Your arms will be screaming but your cocktail will thank you. After you dry shake, add ice to the cocktail shaker, and wet shake for another 30 seconds or more.
Do You Have To Add an Egg White?
You definitely don't have to add an egg white to this cocktail. Although some whiskey sour recipes do not have egg white, a traditional whiskey sour does. I personally like the foam it creates and it makes this cocktail so pretty.
Not everyone is comfortable adding egg white to their drink, and that’s OK! See my notes in the recipe card on the USDA comments on egg whites in the recipe.
How to Make Simple Syrup
To make simple syrup, just add one cup of sugar and one cup of water to a small saucepan. Bring to a boil so that all of the sugar dissolves. Remove from the heat and allow the mixture to cool before using. Store in a sealable container in the fridge and it should last for several weeks.

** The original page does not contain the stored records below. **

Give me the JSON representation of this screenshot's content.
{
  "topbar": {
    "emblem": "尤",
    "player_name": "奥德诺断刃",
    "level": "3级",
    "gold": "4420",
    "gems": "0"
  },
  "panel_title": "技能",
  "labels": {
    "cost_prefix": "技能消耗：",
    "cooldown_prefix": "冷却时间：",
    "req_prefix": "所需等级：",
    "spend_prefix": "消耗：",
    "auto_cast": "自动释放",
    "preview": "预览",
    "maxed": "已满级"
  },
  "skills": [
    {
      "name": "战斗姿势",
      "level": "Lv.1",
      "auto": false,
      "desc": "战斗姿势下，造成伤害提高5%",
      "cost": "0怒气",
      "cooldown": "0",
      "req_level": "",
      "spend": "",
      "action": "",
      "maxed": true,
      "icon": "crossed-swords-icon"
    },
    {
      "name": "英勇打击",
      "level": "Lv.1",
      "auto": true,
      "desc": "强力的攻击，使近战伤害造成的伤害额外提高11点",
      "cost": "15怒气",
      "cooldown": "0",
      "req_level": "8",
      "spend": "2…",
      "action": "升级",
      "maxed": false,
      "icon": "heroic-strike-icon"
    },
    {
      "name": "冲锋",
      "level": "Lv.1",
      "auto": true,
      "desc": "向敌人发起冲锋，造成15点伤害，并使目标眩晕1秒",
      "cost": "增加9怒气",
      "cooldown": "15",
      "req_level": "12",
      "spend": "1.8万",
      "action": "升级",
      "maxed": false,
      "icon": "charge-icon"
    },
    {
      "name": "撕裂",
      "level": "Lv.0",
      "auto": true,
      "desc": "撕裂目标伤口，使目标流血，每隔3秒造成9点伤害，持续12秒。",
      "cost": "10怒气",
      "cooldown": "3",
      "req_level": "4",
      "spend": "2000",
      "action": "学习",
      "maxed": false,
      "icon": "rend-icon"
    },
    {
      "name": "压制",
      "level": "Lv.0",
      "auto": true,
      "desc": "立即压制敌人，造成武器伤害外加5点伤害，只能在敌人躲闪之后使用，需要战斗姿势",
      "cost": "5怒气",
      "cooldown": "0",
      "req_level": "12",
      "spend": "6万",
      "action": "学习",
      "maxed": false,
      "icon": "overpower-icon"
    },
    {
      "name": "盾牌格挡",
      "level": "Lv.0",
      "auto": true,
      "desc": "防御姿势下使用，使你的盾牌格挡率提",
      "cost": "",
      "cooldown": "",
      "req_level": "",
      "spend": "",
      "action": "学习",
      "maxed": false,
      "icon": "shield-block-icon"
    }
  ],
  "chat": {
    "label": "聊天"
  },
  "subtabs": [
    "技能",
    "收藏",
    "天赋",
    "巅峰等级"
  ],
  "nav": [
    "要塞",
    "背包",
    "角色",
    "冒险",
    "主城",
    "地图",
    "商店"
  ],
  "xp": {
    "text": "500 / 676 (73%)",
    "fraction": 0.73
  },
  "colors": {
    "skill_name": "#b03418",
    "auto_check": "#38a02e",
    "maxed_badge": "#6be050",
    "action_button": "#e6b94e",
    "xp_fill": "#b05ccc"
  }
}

How to Garnish a Blood Orange Whiskey Sour
The dehydrated oranges in my photos are easy to make in the dehydrator or oven. My post will walk you through the entire process. You can also use a blood orange or lemon wedge on the side of the glass. A lemon peel twist would also be very elegant.
Home Bartender Tools
Making delicious cocktails at home is one of my favorite things to do. But, if you don't have the right tools, you may not get the results you are expecting. Check out my post on Home Bar Tools for the best essential tools for home bartenders.
If you get a chance to make these Blood Orange Whiskey Sour, tag me on Instagram or Facebook and show me, or leave a review below! You can also follow me on Pinterest and sign up for my e-mail list to receive more fun and delicious recipes right in your inbox.
Blood Orange Whiskey Sour
- 2 ounces bourbon/whiskey
- 1 ounce freshly squeezed blood orange juice
- ¾ ounce freshly squeezed lemon juice
- ¾ ounce simple syrup
- 1 egg white*
- Prepare a lowball glass with a cube of ice or ice cubes. Add all of the ingredients to a cocktail shaker WITHOUT ice and dry shake for 8-10 seconds.
- Add ice to the shaker and then shake again for another 8-10 seconds or so until everything is nice and cold. Strain through the fine-mesh strainer into the prepared glass. Garnish if desired and enjoy!
- *The US Department of Agriculture (USDA) considers it safe to use raw eggs if they are pasteurized. Bottom Line: Raw eggs may contain a type of pathogenic bacteria called Salmonella, which can cause food poisoning. However, the risk of an egg being contaminated is quite low. Please proceed at your own risk and decide if you are ok with this. I have never had an issue.
Any nutrition calculations are only estimates using online calculators. Please verify using your own data.